* * *
I read Saint Francis of Assisi. He was named the patron Saint of ecology; blessed with visions and endowed in emotional euphoria. He fell to his knees in the forest and praised god for the trees he had erected there. Saint Francis must have forgotten. Our Mother’s blood courses through the roots under his feet and leaks like sap from the bark. In cathedrals, they bless animals in his name. They must have forgotten. Saint Francis did not live naked among them in Eden, the mayflies did not brush his bare limbs, and the flowers did not cradle his undressed body while he slept.
Eve, meaning life, stems from the Latin: Eva, the living one. In Hebrew; Chavah, meaning living. She fell to her knees in the Garden of Eden and thanked her Mother for the rivers she cried life into. God drove her from the Garden with a fire iron. He wouldn’t even touch her. He must have forgotten; this garden is not his. “To the woman he said, ‘I will greatly multiply your pain in childbirth. In pain you will bring forth children. Your desire will be for your husband, and he will rule over you.’” He must have forgotten; she is not his either.
* * *
He will not touch me, but he will take from me. She will let him take and watch him burn himself in the fire he started. He will burn and thank god the whole time. If there is a god, then he will watch.
He will not touch her blasphemous brooks, but he will take their waters to put out the fire he started. She will let him take and watch him drown himself from gluttony. He will drown and curse god. If there is a god, then he will watch.
He will not touch the mating mayflies, but he will take their vulnerability. She will let him take and watch the flies swarm his decomposing body. His body will rot, and his soul will search for god. Mother Nature will laugh.

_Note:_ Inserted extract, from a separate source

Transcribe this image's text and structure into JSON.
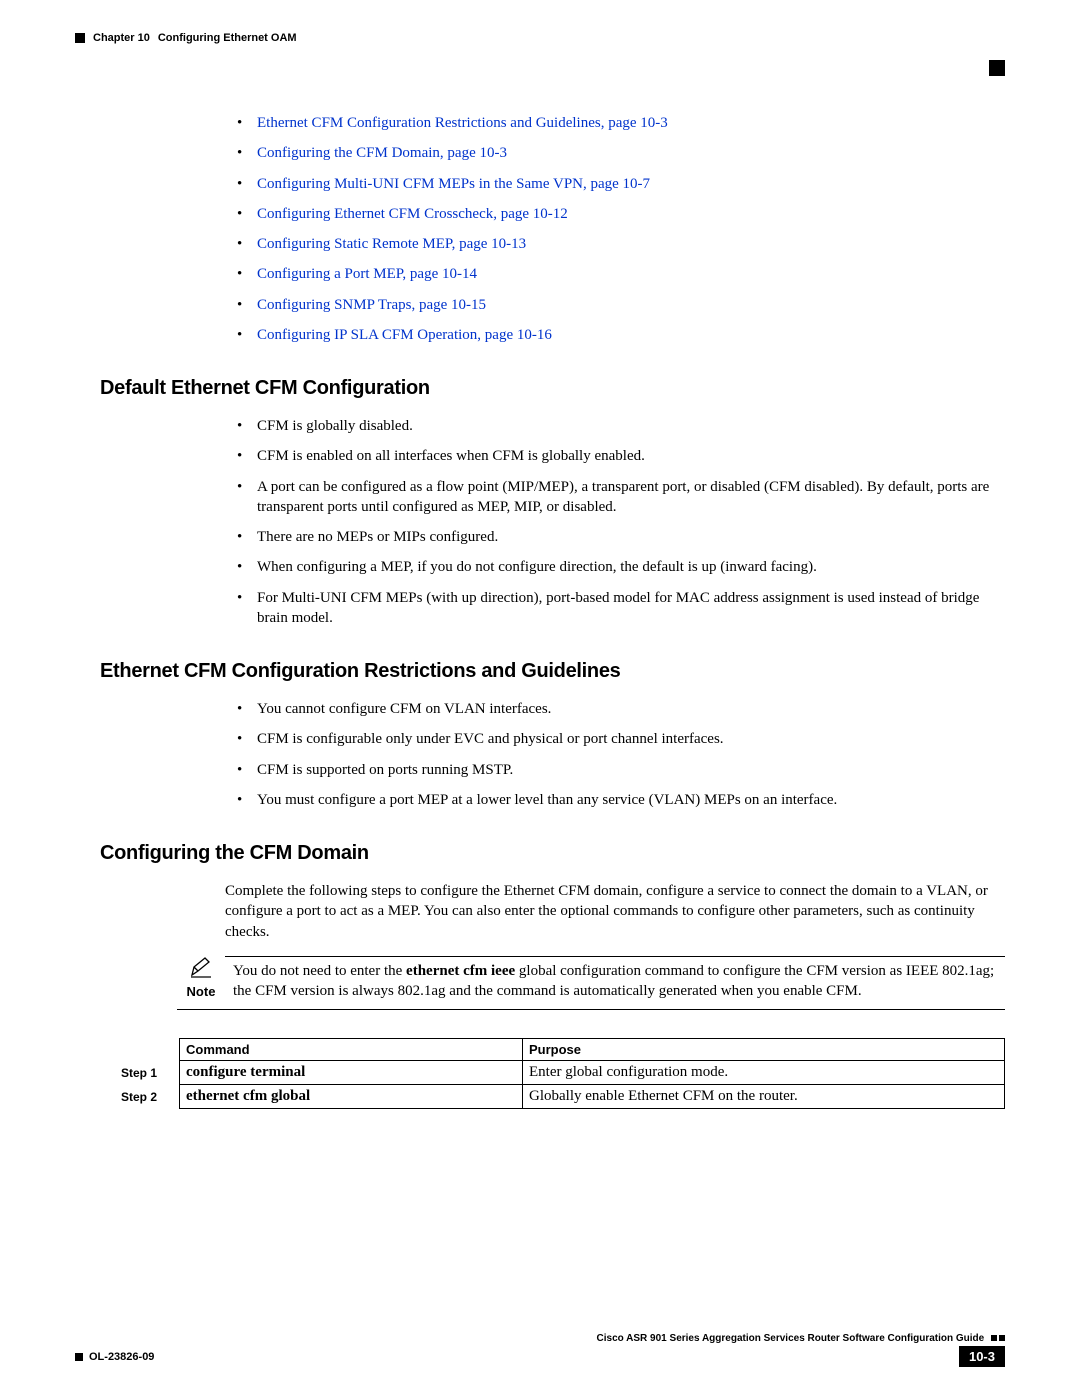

He will not touch me, but he will take from me. She will watch him take and enumerate his debts. He will long for something sacred. He will not find a god, no saints, his faith wasted and nothing left to be taken.
The men who have taken from our bodies; my Mother’s and mine. The Saints who repented for the wrong sins; rape, not sex, was the crime. The god who has reveled in misattributed credit. The man who swears by the bible but hasn’t read it.

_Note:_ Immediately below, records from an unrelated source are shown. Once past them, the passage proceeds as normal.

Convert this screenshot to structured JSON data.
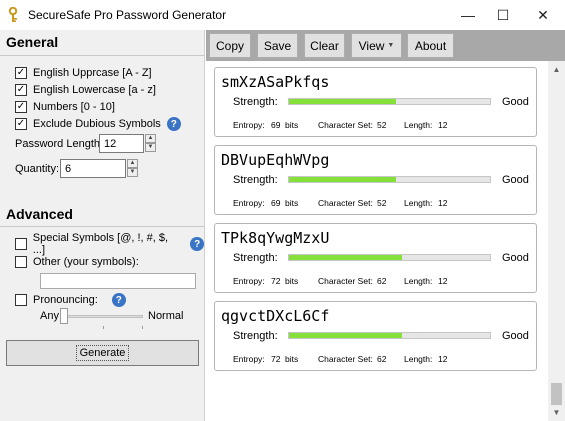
{
  "window": {
    "title": "SecureSafe Pro Password Generator",
    "minimize": "—",
    "maximize": "☐",
    "close": "✕"
  },
  "general": {
    "title": "General",
    "options": [
      {
        "label": "English Upprcase [A - Z]",
        "checked": true
      },
      {
        "label": "English Lowercase [a - z]",
        "checked": true
      },
      {
        "label": "Numbers [0 - 10]",
        "checked": true
      },
      {
        "label": "Exclude Dubious Symbols",
        "checked": true
      }
    ],
    "password_length_label": "Password Length:",
    "password_length_value": "12",
    "quantity_label": "Quantity:",
    "quantity_value": "6"
  },
  "advanced": {
    "title": "Advanced",
    "special_label": "Special Symbols [@, !, #, $, ...]",
    "special_checked": false,
    "other_label": "Other (your symbols):",
    "other_checked": false,
    "other_value": "",
    "pronouncing_label": "Pronouncing:",
    "pronouncing_checked": false,
    "slider_min_label": "Any",
    "slider_max_label": "Normal",
    "slider_position": 0,
    "generate_label": "Generate"
  },
  "toolbar": {
    "copy": "Copy",
    "save": "Save",
    "clear": "Clear",
    "view": "View",
    "about": "About"
  },
  "labels": {
    "strength": "Strength:",
    "entropy": "Entropy:",
    "bits": "bits",
    "charset": "Character Set:",
    "length": "Length:"
  },
  "passwords": [
    {
      "password": "smXzASaPkfqs",
      "strength": "Good",
      "strength_fraction": 0.53,
      "entropy": "69",
      "charset": "52",
      "length": "12"
    },
    {
      "password": "DBVupEqhWVpg",
      "strength": "Good",
      "strength_fraction": 0.53,
      "entropy": "69",
      "charset": "52",
      "length": "12"
    },
    {
      "password": "TPk8qYwgMzxU",
      "strength": "Good",
      "strength_fraction": 0.56,
      "entropy": "72",
      "charset": "62",
      "length": "12"
    },
    {
      "password": "qgvctDXcL6Cf",
      "strength": "Good",
      "strength_fraction": 0.56,
      "entropy": "72",
      "charset": "62",
      "length": "12"
    }
  ],
  "colors": {
    "strength_bar": "#86e03a",
    "toolbar_bg": "#a8a8a8",
    "help_icon": "#3a74c4"
  }
}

I almost forgot these limbs were my own and that you’re supposed to listen when I say no. I almost forgot that where your idols have been erected, her flowers used to grow. I have tried to see your side and pressed my foot deep into the soles of your shoes. You take like we’re ahead but this world was not designed for you to lose.
* * *
I pleaded with Saint Augustine. I bled in the church pews and cried in cathedrals: no god, no saints.
I reasoned with Saint Thomas. I prayed for a sign and begged for an answer: nothing devout, no one sinless.
I exhorted Saint Francis. I asked to understand: nothing sacred and nothing left to be taken.
Last night while I laid in bed, I talked to Mother Nature. If she were a god, it would've been praying. I begged her to regrow the shedded skin on the dead birch trees, said that this time our greedy fingertips would not peel it off. She looked into my eyes and told me crying is better than laughing for the soul. She would know.
In my mother’s silence, I hear Mary. And in my head, I am urging her to speak. I can imagine by now she would have a lot to say. I am telling her to cry and asking her to hold me while I do. In my weeping, I tell her how they hush her voice in the sacristies of cathedrals. I know that she already knows.
Sometimes, in the mirror in my hallway, I see Eve. I cannot always tell her eyes from mine. Wicked, proud, worldly. Mayflies swarm around her body, and the waters of the rivers she cried life into fall from her eyes. An inspiration to the sinners. She was the first person to tell me it wasn’t my fault. She reminded me in the Garden of Eden our bodies lay untouched.
She forgot: Eden has been bought.